§ **DIRECTIONS FOR THIS TASK**:
Your task is to output every record exactly as it is given.

§ **SUPPLIED ENTRIES**:
::::::
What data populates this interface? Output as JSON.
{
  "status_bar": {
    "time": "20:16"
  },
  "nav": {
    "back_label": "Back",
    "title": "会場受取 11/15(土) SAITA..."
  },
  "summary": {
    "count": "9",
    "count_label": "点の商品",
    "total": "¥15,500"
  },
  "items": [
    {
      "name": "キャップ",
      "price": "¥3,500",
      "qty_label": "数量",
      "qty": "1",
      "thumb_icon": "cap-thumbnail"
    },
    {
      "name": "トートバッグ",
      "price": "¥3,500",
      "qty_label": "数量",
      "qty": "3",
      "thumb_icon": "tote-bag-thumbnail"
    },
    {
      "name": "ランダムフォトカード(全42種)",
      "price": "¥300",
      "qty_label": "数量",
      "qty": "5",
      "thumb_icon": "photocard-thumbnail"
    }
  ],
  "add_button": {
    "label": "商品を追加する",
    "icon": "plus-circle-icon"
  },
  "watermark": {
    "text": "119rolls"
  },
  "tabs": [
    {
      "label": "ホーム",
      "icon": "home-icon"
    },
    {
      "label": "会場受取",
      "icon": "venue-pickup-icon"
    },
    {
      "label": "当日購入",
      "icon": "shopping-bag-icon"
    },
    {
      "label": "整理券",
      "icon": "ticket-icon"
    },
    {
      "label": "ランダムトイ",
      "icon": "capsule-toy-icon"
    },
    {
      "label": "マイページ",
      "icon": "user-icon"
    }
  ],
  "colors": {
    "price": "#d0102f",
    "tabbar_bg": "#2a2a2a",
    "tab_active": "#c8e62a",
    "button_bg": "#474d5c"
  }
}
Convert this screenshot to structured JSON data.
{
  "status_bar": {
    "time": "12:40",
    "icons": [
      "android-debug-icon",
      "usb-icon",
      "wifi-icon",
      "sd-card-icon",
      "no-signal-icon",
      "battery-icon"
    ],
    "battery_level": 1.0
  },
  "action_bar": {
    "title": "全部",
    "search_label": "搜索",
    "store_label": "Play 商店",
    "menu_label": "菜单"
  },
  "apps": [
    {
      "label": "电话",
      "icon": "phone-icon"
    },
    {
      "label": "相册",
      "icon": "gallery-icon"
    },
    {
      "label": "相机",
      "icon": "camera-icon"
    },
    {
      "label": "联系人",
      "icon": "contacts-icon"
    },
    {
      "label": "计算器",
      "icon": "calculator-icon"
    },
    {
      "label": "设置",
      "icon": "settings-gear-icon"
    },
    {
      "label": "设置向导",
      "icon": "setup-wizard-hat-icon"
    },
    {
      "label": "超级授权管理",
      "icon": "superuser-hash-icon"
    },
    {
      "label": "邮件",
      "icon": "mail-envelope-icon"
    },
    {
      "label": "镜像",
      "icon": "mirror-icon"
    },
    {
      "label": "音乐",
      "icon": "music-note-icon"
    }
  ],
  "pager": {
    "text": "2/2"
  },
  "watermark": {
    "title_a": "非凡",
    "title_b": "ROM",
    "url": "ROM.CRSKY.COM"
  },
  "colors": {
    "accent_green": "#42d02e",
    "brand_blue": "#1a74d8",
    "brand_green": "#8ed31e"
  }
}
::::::
§ **EXERCISE ANSWER**:
What data populates this interface? Output as JSON.
{
  "status_bar": {
    "time": "20:16"
  },
  "nav": {
    "back_label": "Back",
    "title": "会場受取 11/15(土) SAITA..."
  },
  "summary": {
    "count": "9",
    "count_label": "点の商品",
    "total": "¥15,500"
  },
  "items": [
    {
      "name": "キャップ",
      "price": "¥3,500",
      "qty_label": "数量",
      "qty": "1",
      "thumb_icon": "cap-thumbnail"
    },
    {
      "name": "トートバッグ",
      "price": "¥3,500",
      "qty_label": "数量",
      "qty": "3",
      "thumb_icon": "tote-bag-thumbnail"
    },
    {
      "name": "ランダムフォトカード(全42種)",
      "price": "¥300",
      "qty_label": "数量",
      "qty": "5",
      "thumb_icon": "photocard-thumbnail"
    }
  ],
  "add_button": {
    "label": "商品を追加する",
    "icon": "plus-circle-icon"
  },
  "watermark": {
    "text": "119rolls"
  },
  "tabs": [
    {
      "label": "ホーム",
      "icon": "home-icon"
    },
    {
      "label": "会場受取",
      "icon": "venue-pickup-icon"
    },
    {
      "label": "当日購入",
      "icon": "shopping-bag-icon"
    },
    {
      "label": "整理券",
      "icon": "ticket-icon"
    },
    {
      "label": "ランダムトイ",
      "icon": "capsule-toy-icon"
    },
    {
      "label": "マイページ",
      "icon": "user-icon"
    }
  ],
  "colors": {
    "price": "#d0102f",
    "tabbar_bg": "#2a2a2a",
    "tab_active": "#c8e62a",
    "button_bg": "#474d5c"
  }
}
Convert this screenshot to structured JSON data.
{
  "status_bar": {
    "time": "12:40",
    "icons": [
      "android-debug-icon",
      "usb-icon",
      "wifi-icon",
      "sd-card-icon",
      "no-signal-icon",
      "battery-icon"
    ],
    "battery_level": 1.0
  },
  "action_bar": {
    "title": "全部",
    "search_label": "搜索",
    "store_label": "Play 商店",
    "menu_label": "菜单"
  },
  "apps": [
    {
      "label": "电话",
      "icon": "phone-icon"
    },
    {
      "label": "相册",
      "icon": "gallery-icon"
    },
    {
      "label": "相机",
      "icon": "camera-icon"
    },
    {
      "label": "联系人",
      "icon": "contacts-icon"
    },
    {
      "label": "计算器",
      "icon": "calculator-icon"
    },
    {
      "label": "设置",
      "icon": "settings-gear-icon"
    },
    {
      "label": "设置向导",
      "icon": "setup-wizard-hat-icon"
    },
    {
      "label": "超级授权管理",
      "icon": "superuser-hash-icon"
    },
    {
      "label": "邮件",
      "icon": "mail-envelope-icon"
    },
    {
      "label": "镜像",
      "icon": "mirror-icon"
    },
    {
      "label": "音乐",
      "icon": "music-note-icon"
    }
  ],
  "pager": {
    "text": "2/2"
  },
  "watermark": {
    "title_a": "非凡",
    "title_b": "ROM",
    "url": "ROM.CRSKY.COM"
  },
  "colors": {
    "accent_green": "#42d02e",
    "brand_blue": "#1a74d8",
    "brand_green": "#8ed31e"
  }
}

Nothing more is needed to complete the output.